It can safely be presumed that the residents of Port Elizabeth were equally as fascinated at the concept of air flight as the rest of South Africa. As a testament to that allure was the great fanfare that Allister Miller’s flight from Cape Town in 1917 engendered.
This is the story of how fascination transmogrified into plans and then planes. This was an age of dreamers and schemers.
Main picture: Experimental air mail service between Cape Town and Durban
Tempis fugit – Time flies. I am unsure whether one would refer to the 50th anniversary of this building’s demolition as its golden anniversary, but I can vividly recall the floods of 1968 and this building even though I never once used the facilities.
Probably one of the only elegant buildings constructed in Humewood during the turn of the century, it evinced an era of formality in beach attire more akin for modern day formal attire.
Main picture: Humewood Bathing House in the background
Among the pantheon of buildings arranged around the Town Hall during the “classical” period of the town, was the Cleghorn’s Building. It is important not to forget that this building had a much more illustrious past as it initially served as the Herald’s offices after it relocated here from Titterton Lane just off Main Street.
Main picture: The original building at the foot of White’s Road, then occupied by the Eastern Province Herald
The 1848 edition of the Eastern Province Directory and Almanac includes an article entitled “Algoa Bay and Port Elizabeth” by J.C. Chase. Portion of this article is reproduced below.
Main picture: Paddle Steamer Phoenix
These are the reminiscences of Denis Glendinning, one of the first pilots posted to 6 Squadron RAF based at 42 Air School, Port Elizabeth. Denis is well known in Port Elizabeth having served as a City Councillor.
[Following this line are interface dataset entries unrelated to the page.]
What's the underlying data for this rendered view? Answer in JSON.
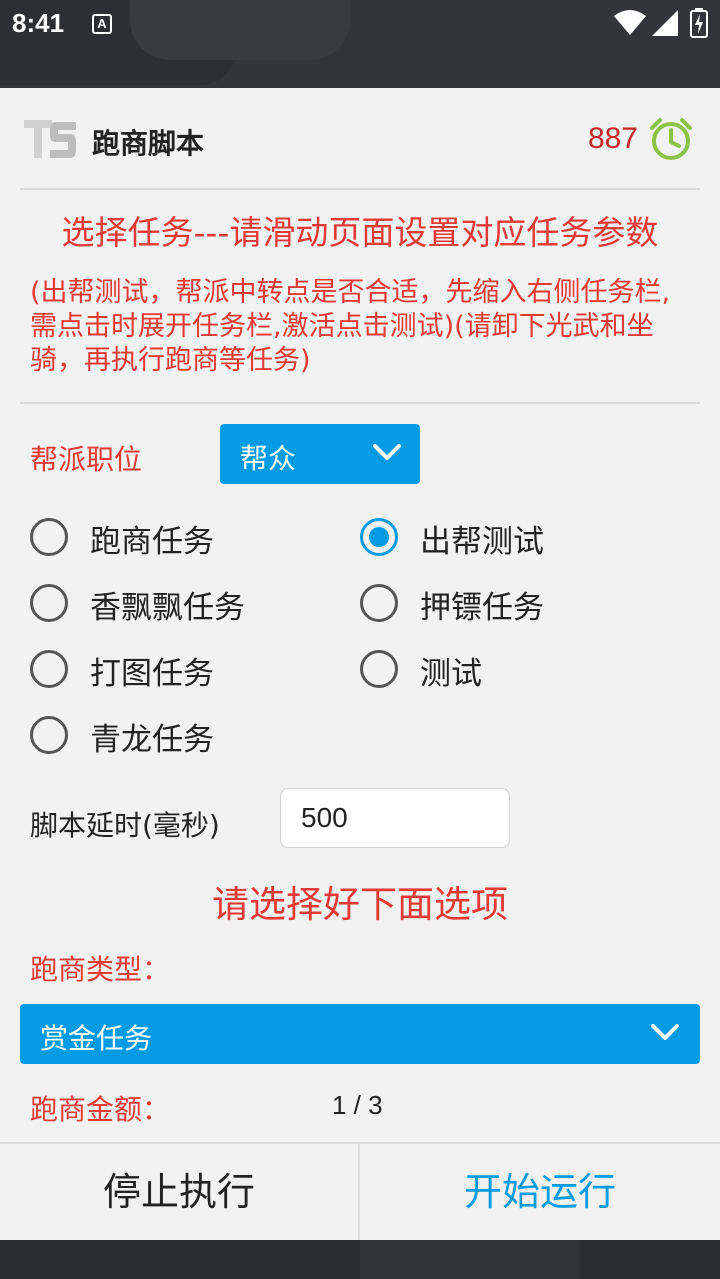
{
  "status_bar": {
    "time": "8:41",
    "notification_icon": "A"
  },
  "header": {
    "title": "跑商脚本",
    "counter": "887",
    "icons": {
      "logo": "ts-logo",
      "timer": "alarm-clock-icon"
    },
    "colors": {
      "counter": "#c62828",
      "timer": "#8bc34a"
    }
  },
  "heading": "选择任务---请滑动页面设置对应任务参数",
  "note": "(出帮测试，帮派中转点是否合适，先缩入右侧任务栏,需点击时展开任务栏,激活点击测试)(请卸下光武和坐骑，再执行跑商等任务)",
  "position": {
    "label": "帮派职位",
    "selected": "帮众"
  },
  "tasks": [
    {
      "label": "跑商任务",
      "checked": false
    },
    {
      "label": "出帮测试",
      "checked": true
    },
    {
      "label": "香飘飘任务",
      "checked": false
    },
    {
      "label": "押镖任务",
      "checked": false
    },
    {
      "label": "打图任务",
      "checked": false
    },
    {
      "label": "测试",
      "checked": false
    },
    {
      "label": "青龙任务",
      "checked": false
    }
  ],
  "delay": {
    "label": "脚本延时(毫秒)",
    "value": "500"
  },
  "select_prompt": "请选择好下面选项",
  "trade_type": {
    "label": "跑商类型：",
    "selected": "赏金任务"
  },
  "trade_amount": {
    "label": "跑商金额：",
    "value": "1 / 3"
  },
  "buttons": {
    "stop": "停止执行",
    "start": "开始运行"
  },
  "colors": {
    "accent": "#039be5",
    "warning_text": "#e53935",
    "background": "#f2f2f2"
  }
}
Apart from being a war story, it highlights the fundamental difference in the martial activities of the Allies and their German opponents whereby the SAAF placed its members in extreme danger in order to rescue the crew of a U-Boat after it had been sunk.
This depiction of a flight in atrocious weather encapsulates the pathos of the situation. This his personal story in Glendinning’s own words.
Main picture: Avro Anson over Cape Recife in November 1942
Over the past century and a half, a number of members of the Sherman family have left their mark on the Friendly City. This blog serves to record these long forgotten individuals. Finally their connection to the McCleland family is made.
Main picture: Howard Sherman 1861-1935
It is probably no consolation for Port Elizabeth to claim that it was the first town in South Africa through which a motor vehicle was shipped. It is only Pretoria that can rightfully make the more prestigious claim that it was first town in which the first car was driven in South Africa. This occurred in 1897 at Berea Park.
Nevertheless, Port Elizabeth would not be far behind.
Main picture: Mr William Adcock, Mayor of Walmer, in his 1896 Benz Velo with his passenger Mr Charles Lovemore
Regardless of the reason why Captain Evatt was stationed in Port Elizabeth, his civic minded mien ensured that he would forever be feted with the sobriquet as the “Father of Port Elizabeth.”
For that reason, he deserves to be recalled and commemorated.
Main picture: Captain Francis Evatt
This blog is based upon an article in the Port Elizabeth Historical Society’s Journal, “Looking Back”, June 1978.
Main picture: North End of Yore
The Authorities always have to find a source of revenues to cover the costs of the maintenance of the roads. In the case of vehicles and animals using them, they always have a ready solution: charging a service fee in the form of a toll. In Port Elizabeth, the first toll was installed within four years of Port Elizabeth being established. It was located in Queen Street, just beyond the future Russell Road and commenced operation in August 1824.
Main picture: The old Toll house at the Sunday’s River Bridge on the Grahamstown Road